Source material.
--- START ---
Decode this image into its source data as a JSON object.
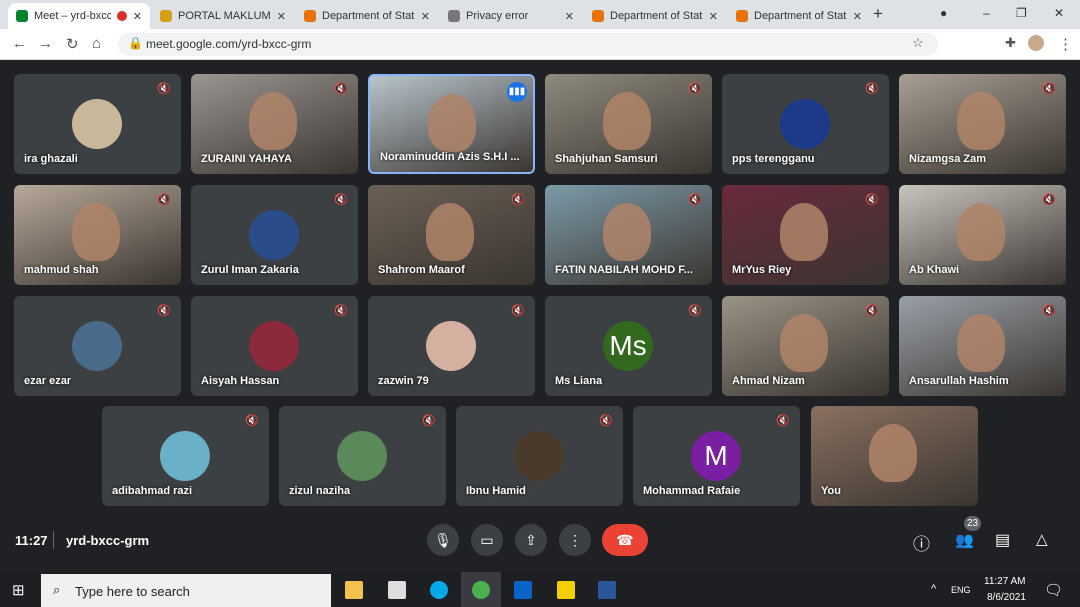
{
  "browser": {
    "tabs": [
      {
        "title": "Meet – yrd-bxcc",
        "color": "#00832d",
        "active": true,
        "recording": true
      },
      {
        "title": "PORTAL MAKLUMAT",
        "color": "#d4a017"
      },
      {
        "title": "Department of Stati",
        "color": "#e8710a"
      },
      {
        "title": "Privacy error",
        "color": "#777"
      },
      {
        "title": "Department of Stati",
        "color": "#e8710a"
      },
      {
        "title": "Department of Stati",
        "color": "#e8710a"
      }
    ],
    "new_tab": "+",
    "url": "meet.google.com/yrd-bxcc-grm"
  },
  "participants": [
    {
      "name": "ira ghazali",
      "type": "avatar",
      "color": "#c9b79c"
    },
    {
      "name": "ZURAINI YAHAYA",
      "type": "video",
      "color": "#9a9590"
    },
    {
      "name": "Noraminuddin Azis S.H.I ...",
      "type": "video",
      "color": "#b8c4cc",
      "speaking": true
    },
    {
      "name": "Shahjuhan Samsuri",
      "type": "video",
      "color": "#8e8a7e"
    },
    {
      "name": "pps terengganu",
      "type": "avatar",
      "color": "#1d3a8a"
    },
    {
      "name": "Nizamgsa Zam",
      "type": "video",
      "color": "#a89f94"
    },
    {
      "name": "mahmud shah",
      "type": "video",
      "color": "#b7a99a"
    },
    {
      "name": "Zurul Iman Zakaria",
      "type": "avatar",
      "color": "#2a4d8a"
    },
    {
      "name": "Shahrom Maarof",
      "type": "video",
      "color": "#6b6055"
    },
    {
      "name": "FATIN NABILAH MOHD F...",
      "type": "video",
      "color": "#7c9aa8"
    },
    {
      "name": "MrYus Riey",
      "type": "video",
      "color": "#6a2a3c"
    },
    {
      "name": "Ab Khawi",
      "type": "video",
      "color": "#c8c4be"
    },
    {
      "name": "ezar ezar",
      "type": "avatar",
      "color": "#4a6a8a"
    },
    {
      "name": "Aisyah Hassan",
      "type": "avatar",
      "color": "#8a2a3a"
    },
    {
      "name": "zazwin 79",
      "type": "avatar",
      "color": "#d4b0a0"
    },
    {
      "name": "Ms Liana",
      "type": "letter",
      "letter": "Ms",
      "color": "#33691e"
    },
    {
      "name": "Ahmad Nizam",
      "type": "video",
      "color": "#9a9486"
    },
    {
      "name": "Ansarullah Hashim",
      "type": "video",
      "color": "#9aa0a8"
    },
    {
      "name": "adibahmad razi",
      "type": "avatar",
      "color": "#6ab0c8"
    },
    {
      "name": "zizul naziha",
      "type": "avatar",
      "color": "#5a8a5a"
    },
    {
      "name": "Ibnu Hamid",
      "type": "avatar",
      "color": "#4a3a2a"
    },
    {
      "name": "Mohammad Rafaie",
      "type": "letter",
      "letter": "M",
      "color": "#7b1fa2"
    },
    {
      "name": "You",
      "type": "video",
      "color": "#8a7060",
      "self": true
    }
  ],
  "meeting": {
    "time": "11:27",
    "code": "yrd-bxcc-grm",
    "participant_count": "23"
  },
  "taskbar": {
    "search_placeholder": "Type here to search",
    "lang": "ENG",
    "time": "11:27 AM",
    "date": "8/6/2021"
  }
}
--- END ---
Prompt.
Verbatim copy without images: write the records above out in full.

Result of this exercise.
Decode this image into its source data as a JSON object.
{
  "browser": {
    "tabs": [
      {
        "title": "Meet – yrd-bxcc",
        "color": "#00832d",
        "active": true,
        "recording": true
      },
      {
        "title": "PORTAL MAKLUMAT",
        "color": "#d4a017"
      },
      {
        "title": "Department of Stati",
        "color": "#e8710a"
      },
      {
        "title": "Privacy error",
        "color": "#777"
      },
      {
        "title": "Department of Stati",
        "color": "#e8710a"
      },
      {
        "title": "Department of Stati",
        "color": "#e8710a"
      }
    ],
    "new_tab": "+",
    "url": "meet.google.com/yrd-bxcc-grm"
  },
  "participants": [
    {
      "name": "ira ghazali",
      "type": "avatar",
      "color": "#c9b79c"
    },
    {
      "name": "ZURAINI YAHAYA",
      "type": "video",
      "color": "#9a9590"
    },
    {
      "name": "Noraminuddin Azis S.H.I ...",
      "type": "video",
      "color": "#b8c4cc",
      "speaking": true
    },
    {
      "name": "Shahjuhan Samsuri",
      "type": "video",
      "color": "#8e8a7e"
    },
    {
      "name": "pps terengganu",
      "type": "avatar",
      "color": "#1d3a8a"
    },
    {
      "name": "Nizamgsa Zam",
      "type": "video",
      "color": "#a89f94"
    },
    {
      "name": "mahmud shah",
      "type": "video",
      "color": "#b7a99a"
    },
    {
      "name": "Zurul Iman Zakaria",
      "type": "avatar",
      "color": "#2a4d8a"
    },
    {
      "name": "Shahrom Maarof",
      "type": "video",
      "color": "#6b6055"
    },
    {
      "name": "FATIN NABILAH MOHD F...",
      "type": "video",
      "color": "#7c9aa8"
    },
    {
      "name": "MrYus Riey",
      "type": "video",
      "color": "#6a2a3c"
    },
    {
      "name": "Ab Khawi",
      "type": "video",
      "color": "#c8c4be"
    },
    {
      "name": "ezar ezar",
      "type": "avatar",
      "color": "#4a6a8a"
    },
    {
      "name": "Aisyah Hassan",
      "type": "avatar",
      "color": "#8a2a3a"
    },
    {
      "name": "zazwin 79",
      "type": "avatar",
      "color": "#d4b0a0"
    },
    {
      "name": "Ms Liana",
      "type": "letter",
      "letter": "Ms",
      "color": "#33691e"
    },
    {
      "name": "Ahmad Nizam",
      "type": "video",
      "color": "#9a9486"
    },
    {
      "name": "Ansarullah Hashim",
      "type": "video",
      "color": "#9aa0a8"
    },
    {
      "name": "adibahmad razi",
      "type": "avatar",
      "color": "#6ab0c8"
    },
    {
      "name": "zizul naziha",
      "type": "avatar",
      "color": "#5a8a5a"
    },
    {
      "name": "Ibnu Hamid",
      "type": "avatar",
      "color": "#4a3a2a"
    },
    {
      "name": "Mohammad Rafaie",
      "type": "letter",
      "letter": "M",
      "color": "#7b1fa2"
    },
    {
      "name": "You",
      "type": "video",
      "color": "#8a7060",
      "self": true
    }
  ],
  "meeting": {
    "time": "11:27",
    "code": "yrd-bxcc-grm",
    "participant_count": "23"
  },
  "taskbar": {
    "search_placeholder": "Type here to search",
    "lang": "ENG",
    "time": "11:27 AM",
    "date": "8/6/2021"
  }
}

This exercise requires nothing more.